There’s plenty of reason to believe Hugh Freeze’s offensive machine will get back on track on Saturday, but against a defense that seemingly never runs out of intimidating and complex names, the Rebs have their work cut out for them.
Ole Miss can’t rely on explosiveness alone.
It may be worth going back to see how Ole Miss managed to move the ball against a similarly dominant Alabama defense. That Freeze and friends™ were able to put up 36 offensive points against the Tide is an astonishing feat, especially considering their offensive efficiency was only 35 percent in that game. They overcame a lack of consistent ball movement with a number of explosive plays, which was a widely known imperative coming into the game.

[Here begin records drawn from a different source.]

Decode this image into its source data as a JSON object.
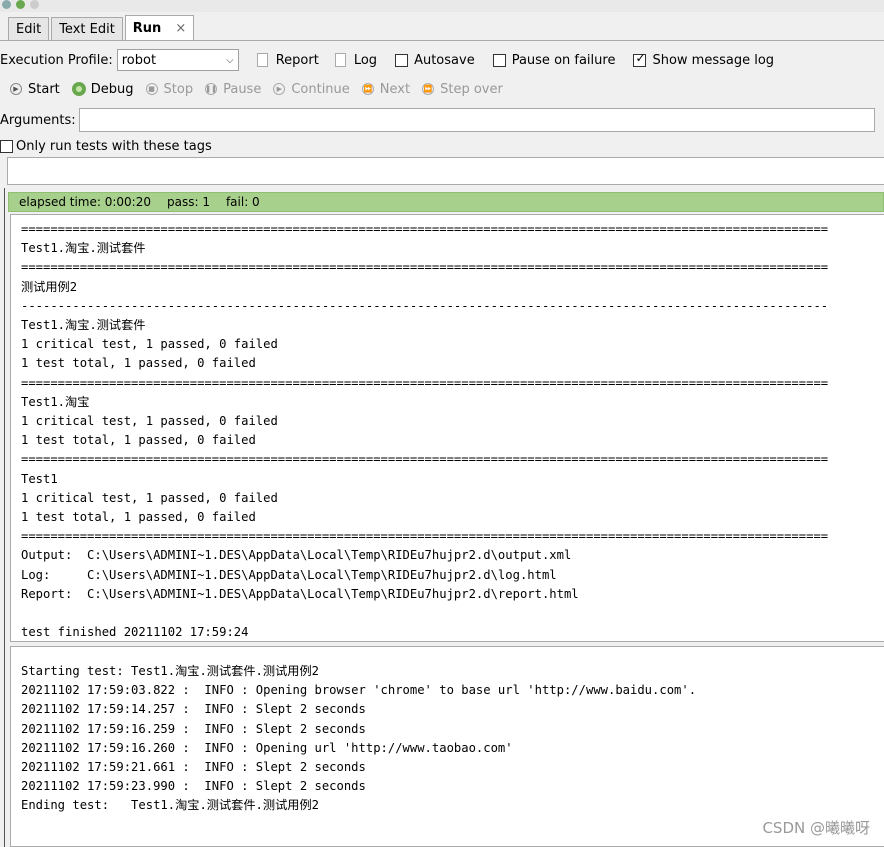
{
  "tabs": [
    {
      "label": "Edit"
    },
    {
      "label": "Text Edit"
    },
    {
      "label": "Run",
      "close": "×"
    }
  ],
  "toolbar": {
    "execution_profile_label": "Execution Profile:",
    "execution_profile_value": "robot",
    "report_label": "Report",
    "log_label": "Log",
    "autosave_label": "Autosave",
    "pause_on_failure_label": "Pause on failure",
    "show_message_log_label": "Show message log",
    "show_message_log_checked": true
  },
  "controls": {
    "start": "Start",
    "debug": "Debug",
    "stop": "Stop",
    "pause": "Pause",
    "continue": "Continue",
    "next": "Next",
    "step_over": "Step over"
  },
  "arguments": {
    "label": "Arguments:",
    "value": ""
  },
  "tags_filter": {
    "label": "Only run tests with these tags",
    "value": ""
  },
  "status": {
    "elapsed": "elapsed time: 0:00:20",
    "pass": "pass: 1",
    "fail": "fail: 0",
    "color": "#a8d08d"
  },
  "output_text": "==============================================================================================================\nTest1.淘宝.测试套件\n==============================================================================================================\n测试用例2\n--------------------------------------------------------------------------------------------------------------\nTest1.淘宝.测试套件\n1 critical test, 1 passed, 0 failed\n1 test total, 1 passed, 0 failed\n==============================================================================================================\nTest1.淘宝\n1 critical test, 1 passed, 0 failed\n1 test total, 1 passed, 0 failed\n==============================================================================================================\nTest1\n1 critical test, 1 passed, 0 failed\n1 test total, 1 passed, 0 failed\n==============================================================================================================\nOutput:  C:\\Users\\ADMINI~1.DES\\AppData\\Local\\Temp\\RIDEu7hujpr2.d\\output.xml\nLog:     C:\\Users\\ADMINI~1.DES\\AppData\\Local\\Temp\\RIDEu7hujpr2.d\\log.html\nReport:  C:\\Users\\ADMINI~1.DES\\AppData\\Local\\Temp\\RIDEu7hujpr2.d\\report.html\n\ntest finished 20211102 17:59:24",
  "message_log_text": "Starting test: Test1.淘宝.测试套件.测试用例2\n20211102 17:59:03.822 :  INFO : Opening browser 'chrome' to base url 'http://www.baidu.com'.\n20211102 17:59:14.257 :  INFO : Slept 2 seconds\n20211102 17:59:16.259 :  INFO : Slept 2 seconds\n20211102 17:59:16.260 :  INFO : Opening url 'http://www.taobao.com'\n20211102 17:59:21.661 :  INFO : Slept 2 seconds\n20211102 17:59:23.990 :  INFO : Slept 2 seconds\nEnding test:   Test1.淘宝.测试套件.测试用例2",
  "watermark": "CSDN @曦曦呀"
}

(Explosive plays are defined here as runs of at least 15 yards or passes of at least 20. Bill C. uses IsoPPP to measure the magnitude of these plays.)
Against LSU, that may not be an option. While LSU’s defense ranks 76th overall in big plays allowed, it breaks down to 107th in rushing IsoPPP and 27th in passing. Thirty out of Ole Miss’ 44 explosive plays through the first six games have been through the air, as were seven out of nine against Bama, whose defense ranks 86th in passing IsoPPP.
In other words, the offense will need to find a way to gain steady chunks of yards at times. Achieving this isn’t out of the question, as they posted a 47 percent success rate in 2015 against an LSU defense that, despite having Kevin Steele as defensive coordinator for some reason, ranked seventh in passing S&P+. To get there, though, some semblance of balance has to exist.
Ole Miss needs to force LSU to respect the run, which might be tough.
With a few shuffling pieces along the Tigers’ defensive front during the offseason, the one question mark on this side of the ball coming into 2016 was its run defense. Considering LSU’s rank of 10th in defensive rushing S&P+, as well as Ole Miss’ latest struggles in achieving competence on the ground, this likely won’t be an issue for the Tigers.
The loss to Arkansas was a good indication of what happens when you abandon the option of giving the ball to your running backs entirely. The offense bottomed out to an overall success rate of just 40 percent after handing the ball off zero times in the fourth quarter. Aranda will have less trouble limiting the passing game if he isn’t conflicted with the decision of whether or not to put more men in the box.
(An offense’s success rate is a way of measuring how well the offense stays on schedule each down.)
Chad Kelly’s mobility will demand the defense’s attention to some degree, but if the backs struggle to run against even an undermanned front, the offense’s overall production will suffer in a big way. If the run game turns out to be dreadfully anemic, they shouldn’t force it like they did against Alabama with 33 stubborn-as-hell rushing attempts. But the run has to have somewhat of a presence, at least in early-down and short yardage situations.
The line has to limit the Tigers’ pass rush.
When Les Miles was still around, there may have been some legitimate concern about Aranda possibly being absorbed into the LSU aggregate in terms of play-calling, but those worries have abated with Ed Orgeron’s hands-off coaching style. LSU’s new DC specializes in maximizing how much pressure he can get out of sending just four rushers into the backfield without sacrificing coverage. Much of this is accomplished through disguising who’s rushing and who’s dropping back by limiting how many defenders are in a three point stance.
While he hasn’t had much time to fully implement a new scheme at LSU, Dan Davis suggested in the pod that this may be the week that Aranda may show more exotic looks in terms of blitz packages, and it makes sense considering the quarterback they’re going up against. The Tigers’ defense already ranks 11th in adjusted sack rate, and when they do succeed in getting the other team off schedule early, they excel in ending the drive, preventing offenses from getting the yards they need nearly eighty percent of the time on passing downs. For an Ole Miss offensive line that allowed six quarterback hurries and two sacks to a less threatening front from Arkansas, giving Kelly the time he needs to make a play and not die is critical.